Dr Julian Lewis: I am grateful to the Secretary of State for taking this late intervention, but he spoke about the application of common sense to coastal access. Natural England has said that 37 per cent. of coastal pathways in the south-east are not yet legally secure. The Bill is intended to make them secure, but many of those pathways already have informal access. Common sense dictates that Natural England should follow that informal access and not lay down new access routes. Will the right hon. Gentleman assure the House about that?

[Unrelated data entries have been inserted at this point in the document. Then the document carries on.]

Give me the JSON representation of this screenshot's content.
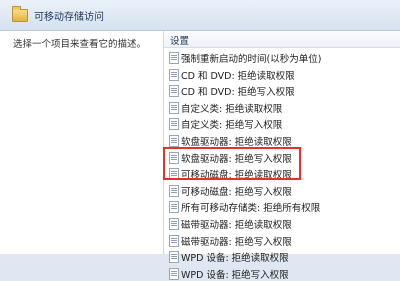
{
  "header": {
    "title": "可移动存储访问"
  },
  "left_pane": {
    "description": "选择一个项目来查看它的描述。"
  },
  "right_pane": {
    "column_header": "设置",
    "items": [
      {
        "label": "强制重新启动的时间(以秒为单位)",
        "icon": "policy-setting-icon"
      },
      {
        "label": "CD 和 DVD: 拒绝读取权限",
        "icon": "policy-setting-icon"
      },
      {
        "label": "CD 和 DVD: 拒绝写入权限",
        "icon": "policy-setting-icon"
      },
      {
        "label": "自定义类: 拒绝读取权限",
        "icon": "policy-setting-icon"
      },
      {
        "label": "自定义类: 拒绝写入权限",
        "icon": "policy-setting-icon"
      },
      {
        "label": "软盘驱动器: 拒绝读取权限",
        "icon": "policy-setting-icon"
      },
      {
        "label": "软盘驱动器: 拒绝写入权限",
        "icon": "policy-setting-icon"
      },
      {
        "label": "可移动磁盘: 拒绝读取权限",
        "icon": "policy-setting-icon"
      },
      {
        "label": "可移动磁盘: 拒绝写入权限",
        "icon": "policy-setting-icon"
      },
      {
        "label": "所有可移动存储类: 拒绝所有权限",
        "icon": "policy-setting-icon"
      },
      {
        "label": "磁带驱动器: 拒绝读取权限",
        "icon": "policy-setting-icon"
      },
      {
        "label": "磁带驱动器: 拒绝写入权限",
        "icon": "policy-setting-icon"
      },
      {
        "label": "WPD 设备: 拒绝读取权限",
        "icon": "policy-setting-icon"
      },
      {
        "label": "WPD 设备: 拒绝写入权限",
        "icon": "policy-setting-icon"
      }
    ]
  },
  "colors": {
    "highlight": "#e2322c"
  }
}
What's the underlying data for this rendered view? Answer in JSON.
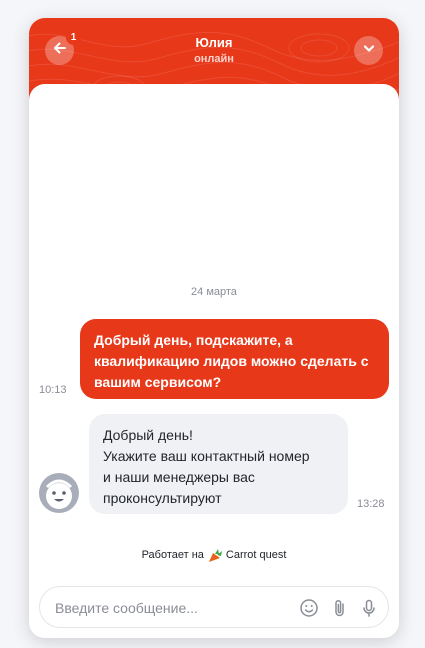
{
  "header": {
    "agent_name": "Юлия",
    "agent_status": "онлайн",
    "unread_count": "1",
    "accent_color": "#e8381a"
  },
  "conversation": {
    "date_separator": "24 марта",
    "messages": [
      {
        "direction": "outgoing",
        "text": "Добрый день, подскажите, а квалификацию лидов можно сделать с вашим сервисом?",
        "time": "10:13"
      },
      {
        "direction": "incoming",
        "lines": [
          "Добрый день!",
          "Укажите ваш контактный номер",
          "и наши менеджеры вас",
          "проконсультируют"
        ],
        "time": "13:28"
      }
    ]
  },
  "footer": {
    "powered_prefix": "Работает на",
    "powered_brand": "Carrot quest"
  },
  "composer": {
    "placeholder": "Введите сообщение...",
    "icons": [
      "emoji-icon",
      "attach-icon",
      "microphone-icon"
    ]
  }
}
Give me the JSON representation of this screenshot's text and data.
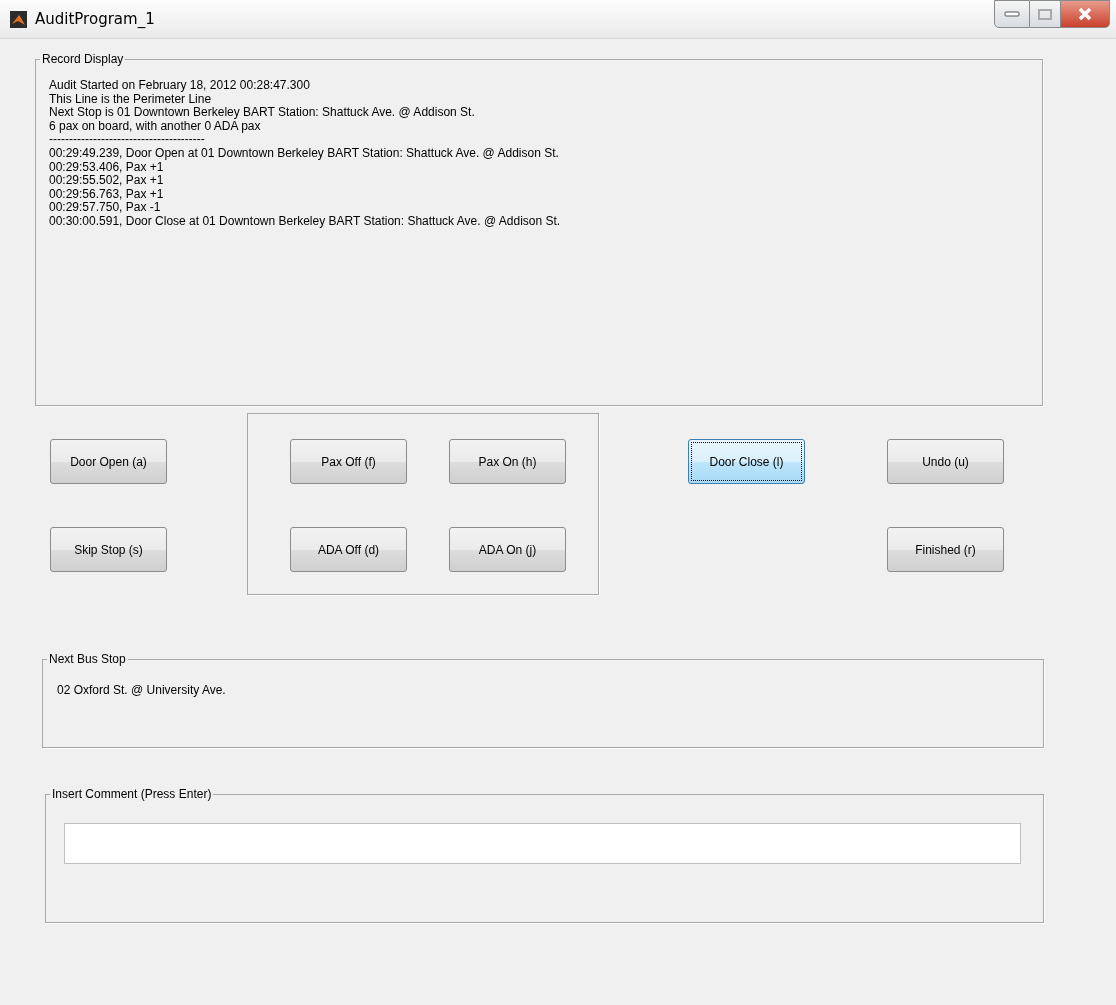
{
  "window": {
    "title": "AuditProgram_1"
  },
  "record_display": {
    "label": "Record Display",
    "lines": [
      "Audit Started on February 18, 2012 00:28:47.300",
      "This Line is the Perimeter Line",
      "Next Stop is 01 Downtown Berkeley BART Station: Shattuck Ave. @ Addison St.",
      "6 pax on board, with another 0 ADA pax",
      "---------------------------------------",
      "00:29:49.239, Door Open at 01 Downtown Berkeley BART Station: Shattuck Ave. @ Addison St.",
      "00:29:53.406, Pax +1",
      "00:29:55.502, Pax +1",
      "00:29:56.763, Pax +1",
      "00:29:57.750, Pax -1",
      "00:30:00.591, Door Close at 01 Downtown Berkeley BART Station: Shattuck Ave. @ Addison St."
    ]
  },
  "left_buttons": [
    {
      "label": "Door Open (a)",
      "focused": false
    },
    {
      "label": "Skip Stop (s)",
      "focused": false
    }
  ],
  "pax_panel": [
    {
      "label": "Pax Off (f)",
      "focused": false
    },
    {
      "label": "Pax On (h)",
      "focused": false
    },
    {
      "label": "ADA Off (d)",
      "focused": false
    },
    {
      "label": "ADA On (j)",
      "focused": false
    }
  ],
  "door_close_button": {
    "label": "Door Close (l)",
    "focused": true
  },
  "right_buttons": [
    {
      "label": "Undo (u)",
      "focused": false
    },
    {
      "label": "Finished (r)",
      "focused": false
    }
  ],
  "next_bus_stop": {
    "label": "Next Bus Stop",
    "value": "02 Oxford St. @ University Ave."
  },
  "comment": {
    "label": "Insert Comment (Press Enter)"
  }
}
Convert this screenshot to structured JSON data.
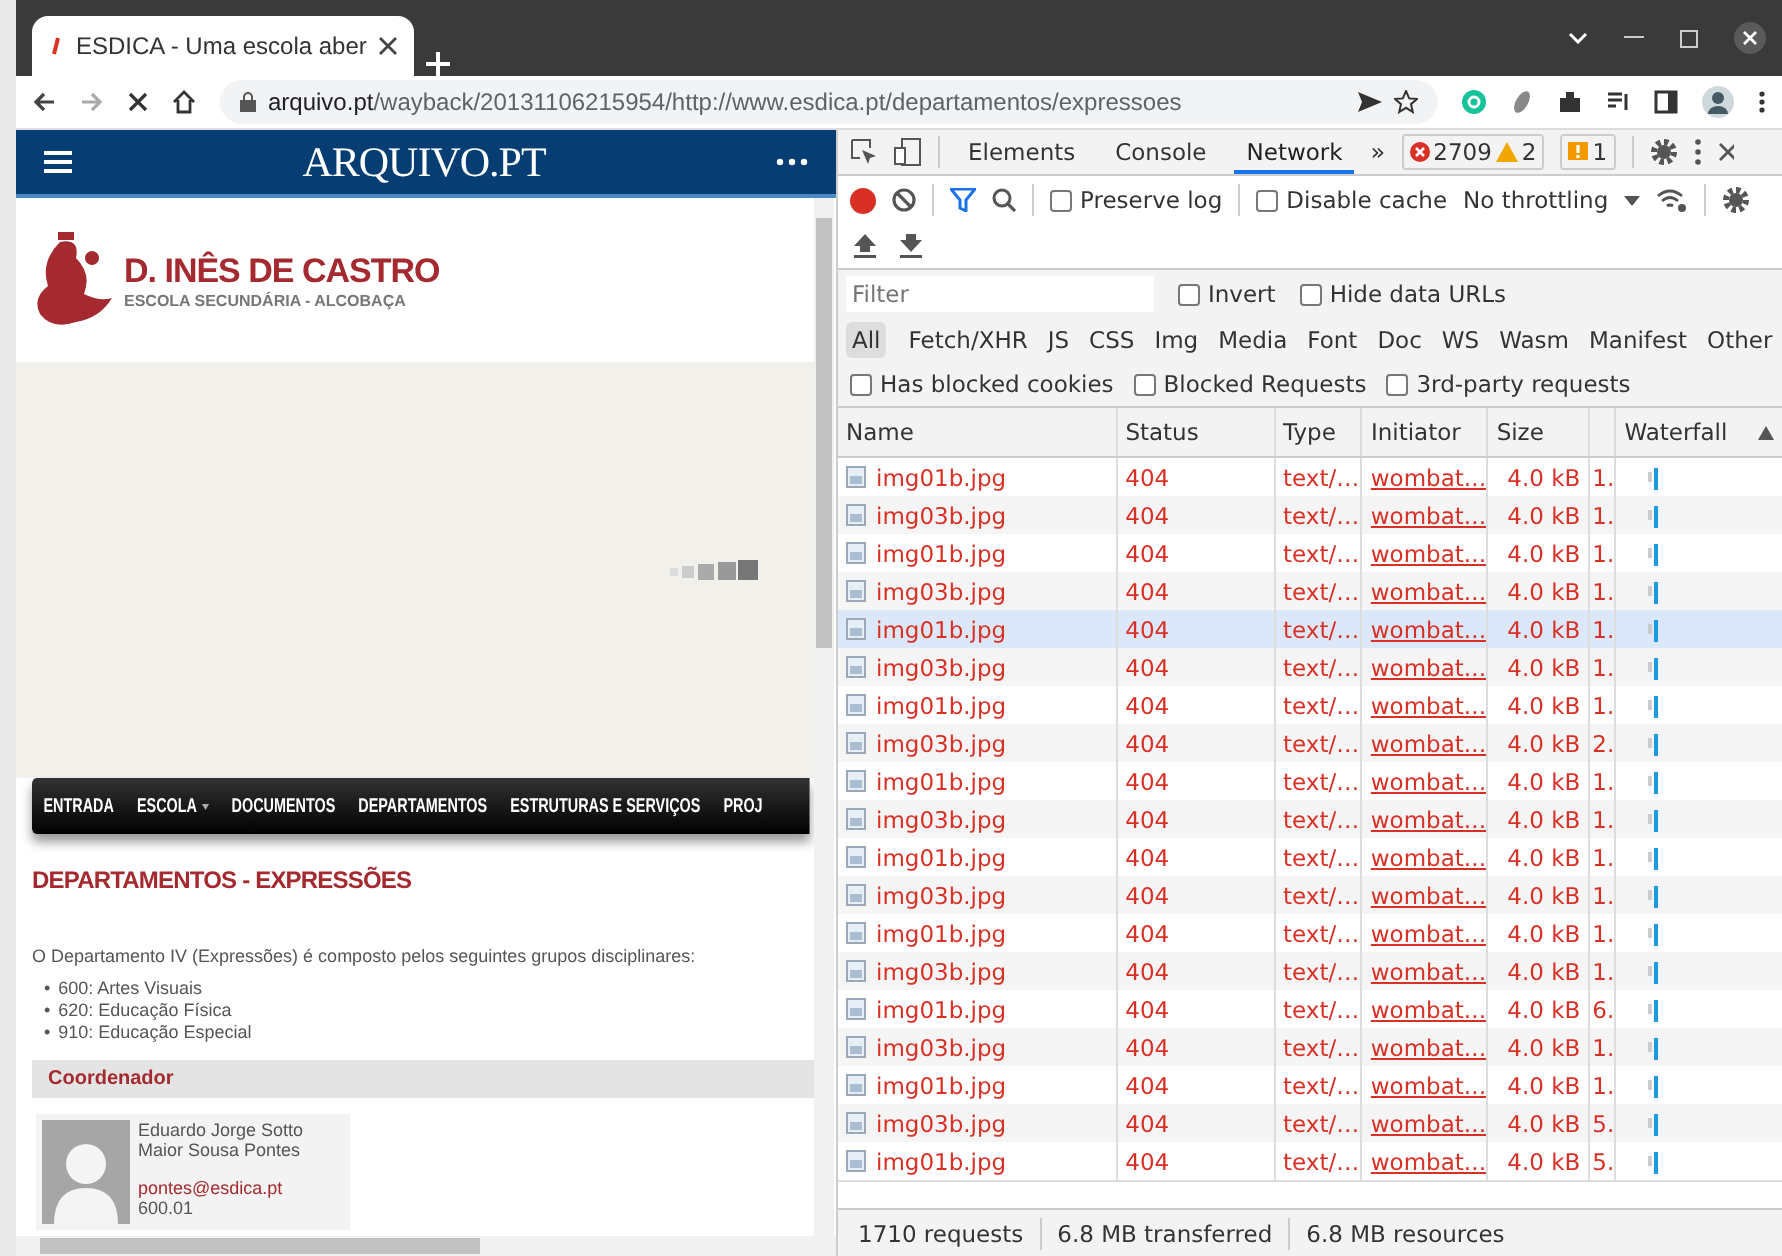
{
  "browser": {
    "tab": {
      "title": "ESDICA - Uma escola aber"
    },
    "url": {
      "host": "arquivo.pt",
      "path": "/wayback/20131106215954/http://www.esdica.pt/departamentos/expressoes"
    }
  },
  "page": {
    "banner": {
      "title": "ARQUIVO.PT"
    },
    "school": {
      "name": "D. INÊS DE CASTRO",
      "subtitle": "ESCOLA SECUNDÁRIA - ALCOBAÇA"
    },
    "nav": [
      {
        "label": "ENTRADA",
        "dropdown": false
      },
      {
        "label": "ESCOLA",
        "dropdown": true
      },
      {
        "label": "DOCUMENTOS",
        "dropdown": false
      },
      {
        "label": "DEPARTAMENTOS",
        "dropdown": false
      },
      {
        "label": "ESTRUTURAS E SERVIÇOS",
        "dropdown": false
      },
      {
        "label": "PROJ",
        "dropdown": false
      }
    ],
    "heading": "DEPARTAMENTOS - EXPRESSÕES",
    "intro": "O Departamento IV (Expressões) é composto pelos seguintes grupos disciplinares:",
    "groups": [
      {
        "marker": "•",
        "text": "600: Artes Visuais"
      },
      {
        "marker": "•",
        "text": "620: Educação Física"
      },
      {
        "marker": "•",
        "text": "910: Educação Especial"
      }
    ],
    "section": "Coordenador",
    "coordinator": {
      "name": "Eduardo Jorge Sotto Maior Sousa Pontes",
      "email": "pontes@esdica.pt",
      "code": "600.01"
    }
  },
  "devtools": {
    "tabs": [
      {
        "label": "Elements",
        "selected": false
      },
      {
        "label": "Console",
        "selected": false
      },
      {
        "label": "Network",
        "selected": true
      }
    ],
    "more": "»",
    "errors": "2709",
    "warnings": "2",
    "issues": "1",
    "options": [
      {
        "label": "Preserve log",
        "checked": false
      },
      {
        "label": "Disable cache",
        "checked": false
      }
    ],
    "throttling": "No throttling",
    "filter": {
      "placeholder": "Filter"
    },
    "filter_options": [
      {
        "label": "Invert",
        "checked": false
      },
      {
        "label": "Hide data URLs",
        "checked": false
      }
    ],
    "types": [
      {
        "label": "All",
        "selected": true
      },
      {
        "label": "Fetch/XHR",
        "selected": false
      },
      {
        "label": "JS",
        "selected": false
      },
      {
        "label": "CSS",
        "selected": false
      },
      {
        "label": "Img",
        "selected": false
      },
      {
        "label": "Media",
        "selected": false
      },
      {
        "label": "Font",
        "selected": false
      },
      {
        "label": "Doc",
        "selected": false
      },
      {
        "label": "WS",
        "selected": false
      },
      {
        "label": "Wasm",
        "selected": false
      },
      {
        "label": "Manifest",
        "selected": false
      },
      {
        "label": "Other",
        "selected": false
      }
    ],
    "blocking": [
      {
        "label": "Has blocked cookies",
        "checked": false
      },
      {
        "label": "Blocked Requests",
        "checked": false
      },
      {
        "label": "3rd-party requests",
        "checked": false
      }
    ],
    "columns": [
      "Name",
      "Status",
      "Type",
      "Initiator",
      "Size",
      "Waterfall"
    ],
    "rows": [
      {
        "name": "img01b.jpg",
        "status": "404",
        "type": "text/…",
        "initiator": "wombat.…",
        "size": "4.0 kB",
        "time": "1.",
        "highlighted": false
      },
      {
        "name": "img03b.jpg",
        "status": "404",
        "type": "text/…",
        "initiator": "wombat.…",
        "size": "4.0 kB",
        "time": "1.",
        "highlighted": false
      },
      {
        "name": "img01b.jpg",
        "status": "404",
        "type": "text/…",
        "initiator": "wombat.…",
        "size": "4.0 kB",
        "time": "1.",
        "highlighted": false
      },
      {
        "name": "img03b.jpg",
        "status": "404",
        "type": "text/…",
        "initiator": "wombat.…",
        "size": "4.0 kB",
        "time": "1.",
        "highlighted": false
      },
      {
        "name": "img01b.jpg",
        "status": "404",
        "type": "text/…",
        "initiator": "wombat.…",
        "size": "4.0 kB",
        "time": "1.",
        "highlighted": true
      },
      {
        "name": "img03b.jpg",
        "status": "404",
        "type": "text/…",
        "initiator": "wombat.…",
        "size": "4.0 kB",
        "time": "1.",
        "highlighted": false
      },
      {
        "name": "img01b.jpg",
        "status": "404",
        "type": "text/…",
        "initiator": "wombat.…",
        "size": "4.0 kB",
        "time": "1.",
        "highlighted": false
      },
      {
        "name": "img03b.jpg",
        "status": "404",
        "type": "text/…",
        "initiator": "wombat.…",
        "size": "4.0 kB",
        "time": "2.",
        "highlighted": false
      },
      {
        "name": "img01b.jpg",
        "status": "404",
        "type": "text/…",
        "initiator": "wombat.…",
        "size": "4.0 kB",
        "time": "1.",
        "highlighted": false
      },
      {
        "name": "img03b.jpg",
        "status": "404",
        "type": "text/…",
        "initiator": "wombat.…",
        "size": "4.0 kB",
        "time": "1.",
        "highlighted": false
      },
      {
        "name": "img01b.jpg",
        "status": "404",
        "type": "text/…",
        "initiator": "wombat.…",
        "size": "4.0 kB",
        "time": "1.",
        "highlighted": false
      },
      {
        "name": "img03b.jpg",
        "status": "404",
        "type": "text/…",
        "initiator": "wombat.…",
        "size": "4.0 kB",
        "time": "1.",
        "highlighted": false
      },
      {
        "name": "img01b.jpg",
        "status": "404",
        "type": "text/…",
        "initiator": "wombat.…",
        "size": "4.0 kB",
        "time": "1.",
        "highlighted": false
      },
      {
        "name": "img03b.jpg",
        "status": "404",
        "type": "text/…",
        "initiator": "wombat.…",
        "size": "4.0 kB",
        "time": "1.",
        "highlighted": false
      },
      {
        "name": "img01b.jpg",
        "status": "404",
        "type": "text/…",
        "initiator": "wombat.…",
        "size": "4.0 kB",
        "time": "6.",
        "highlighted": false
      },
      {
        "name": "img03b.jpg",
        "status": "404",
        "type": "text/…",
        "initiator": "wombat.…",
        "size": "4.0 kB",
        "time": "1.",
        "highlighted": false
      },
      {
        "name": "img01b.jpg",
        "status": "404",
        "type": "text/…",
        "initiator": "wombat.…",
        "size": "4.0 kB",
        "time": "1.",
        "highlighted": false
      },
      {
        "name": "img03b.jpg",
        "status": "404",
        "type": "text/…",
        "initiator": "wombat.…",
        "size": "4.0 kB",
        "time": "5.",
        "highlighted": false
      },
      {
        "name": "img01b.jpg",
        "status": "404",
        "type": "text/…",
        "initiator": "wombat.…",
        "size": "4.0 kB",
        "time": "5.",
        "highlighted": false
      }
    ],
    "summary": [
      "1710 requests",
      "6.8 MB transferred",
      "6.8 MB resources"
    ]
  }
}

[The Secretary of State for Environment, Food and Rural Affairs (Hilary Benn): The hon. Gentleman makes an important point, but the Bill is designed to allow such matters to be addressed locally. I am sure that he will accept that there is no substitute for walking the route and seeing what is there on the ground. In that way sensible and pragmatic solutions to problems of access can be found, in keeping with the provisions of the Bill. The spirit in which the issue has been approached as it was scrutinised during the passage of the Bill will, I hope, have given hon. Members and others who have a great deal of interest in how it is progressed some confidence that that will be done in a common-sense way.]